Date Published: June 1, 2018
Publisher: JKL International LLC
Author(s): Sha Lu, Zheng Niu, Yueming Chen, Qiaofeng Tu, Yue Zhang, Wenli Chen, Wenjuan Tong, Zhifen Zhang.
To investigate associations between the age of menopause and the DNA methylation levels of two repetitive elements, Alu and LINE-1, we performed plasma DNA extraction on 161 subjects and serum cell-free DNA extraction on 120 subjects. We grouped women by menopausal age as follows: ≤ 48 years (earlier menopause), ≥ 52 years (later menopause), and 48-52 years (control). The DNA methylation levels of Alu and LINE-1 were measured by MethyLight PCR. The results showed that the DNA methylation levels of both Alu and LINE-1 were inversely correlated with menopausal age in the plasma DNA cohort (r = 0.079, P < 0.001 for Alu; r = 0.045, P = 0.007 for LINE-1) as well as in the serum DNA cohort (r = 0.087, P = 0.001 for Alu; r = 0.041, P = 0.026 for LINE-1). Alu methylation levels in both the plasma and serum DNA cohorts and LINE-1 methylation levels in the plasma cohort were remarkably higher in the earlier menopause group than in the later menopause and control groups (P < 0.01 and P < 0.05, respectively). In the serum DNA cohort, the LINE-1 methylation levels in the later menopause group were significantly lower than that in the earlier menopause group and control group (P < 0.05). Therefore, methylation levels of Alu and LINE-1 were significantly associated with menopausal age.
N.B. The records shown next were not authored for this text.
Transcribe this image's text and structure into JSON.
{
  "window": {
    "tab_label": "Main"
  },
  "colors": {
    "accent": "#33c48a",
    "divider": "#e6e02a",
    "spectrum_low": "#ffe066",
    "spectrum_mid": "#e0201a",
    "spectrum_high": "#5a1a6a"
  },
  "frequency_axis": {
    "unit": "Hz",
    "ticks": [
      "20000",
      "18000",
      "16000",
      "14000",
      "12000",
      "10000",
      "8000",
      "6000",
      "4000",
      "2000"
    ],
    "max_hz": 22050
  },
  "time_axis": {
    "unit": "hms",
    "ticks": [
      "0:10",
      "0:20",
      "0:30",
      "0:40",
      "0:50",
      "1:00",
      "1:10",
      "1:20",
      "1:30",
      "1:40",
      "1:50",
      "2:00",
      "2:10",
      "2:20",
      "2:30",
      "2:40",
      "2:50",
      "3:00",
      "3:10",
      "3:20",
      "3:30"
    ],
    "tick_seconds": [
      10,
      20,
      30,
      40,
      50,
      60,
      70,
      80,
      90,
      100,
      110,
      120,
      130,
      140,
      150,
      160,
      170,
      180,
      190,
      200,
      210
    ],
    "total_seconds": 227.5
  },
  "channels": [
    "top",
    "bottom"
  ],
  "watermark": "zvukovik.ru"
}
Women with earlier menopause showed hypermethylation in both repetitive elements, while women with later menopause showed hypomethylation. These findings suggest that altered DNA methylation in leukocytes and serum cell-free DNA may represent a biomarker of menopausal age.
In the present study, we found a significant association between the methylation levels of two repetitive elements, Alu and LINE-1, and menopausal age in both peripheral blood leukocyte DNA and serum cfDNA. Women with earlier menopause showed hypermethylation in both repetitive elements compared to healthy controls, while women with later menopause showed corresponding hypomethylation. This association did not depend on age, BMI, hypertension, diabetes, or education. These findings suggest that women with different menopausal ages have different levels of methylation of repetitive elements in blood leukocytes and serum cfDNA. In addition, our data also suggest that altered DNA methylation in leukocytes and cfDNA may represent a biomarker of different menopausal age. To our knowledge, this is the first study to investigate associations between the methylation of Alu and LINE-1 and menopausal age.